There are four different characters to choose from, each with their own aesthetic styles. From a blue-haired assassin look-a-like to an armour-wearing youngster, there is some variety of appearance for players to enjoy. Sadly, this is the only variety offered, as each character possesses no further attributes to make them truly unique. There are no upgrade systems or skill trees, for instance, allowing for little growth or development. As such, you play only as an empty, generic avatar throughout your entire experience.
Though Wondershot‘s overall aesthetic is somewhat charming, it is let down by its simplistic graphics and lack of environment variables. I’d go so far as to say that the loading screens are perhaps the nicest-looking parts of the game, featuring Medieval-style cartoon graphics with a particular attention to detail. The game holds up pretty well on the performance side of things, though, with both docked and handheld having no noticeable issues.
Wondershot‘s audio design, too, celebrates players’ completion of particular in-game actions, such as landing a perfect shot or becoming victorious.

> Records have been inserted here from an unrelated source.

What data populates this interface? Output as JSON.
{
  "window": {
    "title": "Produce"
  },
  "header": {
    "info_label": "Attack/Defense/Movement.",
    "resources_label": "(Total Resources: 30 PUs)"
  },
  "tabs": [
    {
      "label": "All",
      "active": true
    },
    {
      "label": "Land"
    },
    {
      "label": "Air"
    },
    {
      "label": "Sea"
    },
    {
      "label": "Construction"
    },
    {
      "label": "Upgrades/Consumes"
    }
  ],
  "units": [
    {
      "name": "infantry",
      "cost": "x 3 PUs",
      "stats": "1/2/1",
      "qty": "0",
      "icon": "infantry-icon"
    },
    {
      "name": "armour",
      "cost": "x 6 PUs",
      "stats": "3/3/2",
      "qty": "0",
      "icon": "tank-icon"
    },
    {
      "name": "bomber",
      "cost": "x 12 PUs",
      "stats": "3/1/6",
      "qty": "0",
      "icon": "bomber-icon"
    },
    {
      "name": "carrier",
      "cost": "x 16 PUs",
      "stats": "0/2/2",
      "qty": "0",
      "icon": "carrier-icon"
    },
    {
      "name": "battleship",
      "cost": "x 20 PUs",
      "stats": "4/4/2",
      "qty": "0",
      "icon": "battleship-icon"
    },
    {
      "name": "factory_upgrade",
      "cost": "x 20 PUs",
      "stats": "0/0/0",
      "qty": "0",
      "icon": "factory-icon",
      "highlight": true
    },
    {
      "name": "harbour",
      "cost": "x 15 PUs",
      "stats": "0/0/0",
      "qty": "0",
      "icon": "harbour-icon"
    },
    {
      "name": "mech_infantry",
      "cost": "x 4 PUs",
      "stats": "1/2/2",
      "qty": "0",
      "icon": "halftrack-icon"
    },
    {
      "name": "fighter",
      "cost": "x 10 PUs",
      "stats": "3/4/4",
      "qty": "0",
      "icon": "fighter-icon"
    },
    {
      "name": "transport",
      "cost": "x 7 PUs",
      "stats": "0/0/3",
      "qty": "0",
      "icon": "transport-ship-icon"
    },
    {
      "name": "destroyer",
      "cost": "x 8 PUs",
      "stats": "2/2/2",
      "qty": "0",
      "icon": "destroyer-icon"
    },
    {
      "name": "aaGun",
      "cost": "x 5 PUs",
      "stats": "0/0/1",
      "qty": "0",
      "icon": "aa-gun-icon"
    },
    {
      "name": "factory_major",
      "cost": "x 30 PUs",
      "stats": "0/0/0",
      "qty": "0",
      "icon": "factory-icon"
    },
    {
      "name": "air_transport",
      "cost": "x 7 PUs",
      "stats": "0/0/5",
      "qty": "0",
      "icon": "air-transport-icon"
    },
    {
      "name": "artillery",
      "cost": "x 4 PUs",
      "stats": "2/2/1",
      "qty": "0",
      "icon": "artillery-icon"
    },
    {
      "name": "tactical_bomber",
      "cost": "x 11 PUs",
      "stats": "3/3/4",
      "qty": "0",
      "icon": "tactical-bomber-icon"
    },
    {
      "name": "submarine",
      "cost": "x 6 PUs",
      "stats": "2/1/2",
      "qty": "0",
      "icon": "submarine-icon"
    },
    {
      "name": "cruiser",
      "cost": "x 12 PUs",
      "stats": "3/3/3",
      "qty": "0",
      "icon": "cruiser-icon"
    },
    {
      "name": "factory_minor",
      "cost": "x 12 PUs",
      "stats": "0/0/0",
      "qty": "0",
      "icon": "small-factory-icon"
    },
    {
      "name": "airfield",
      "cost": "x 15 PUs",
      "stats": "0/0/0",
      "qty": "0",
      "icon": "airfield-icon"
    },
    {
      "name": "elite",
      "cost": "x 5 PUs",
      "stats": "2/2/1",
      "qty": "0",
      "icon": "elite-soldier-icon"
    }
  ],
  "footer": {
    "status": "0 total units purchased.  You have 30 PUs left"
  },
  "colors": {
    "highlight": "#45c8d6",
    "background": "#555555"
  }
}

For those of you who were fortunate enough to have spent your childhoods with a Game Boy in hand, and the distant sound of Ren & Stimpy playing on the TV, you will instantly recognise the game’s comic-like callouts.
Overall, despite its perks, Wondershot doesn’t offer a great deal in terms of gameplay variety. With no real progression of any kind, I found it difficult to stay engaged, making this a difficult title to recommend.
Wondershot is a fun game to play with friends and family, but that fun will expire after an hour or so of playing. It’s a shame that for a multiplayer game, the most fun can be had from the game’s single-player offerings.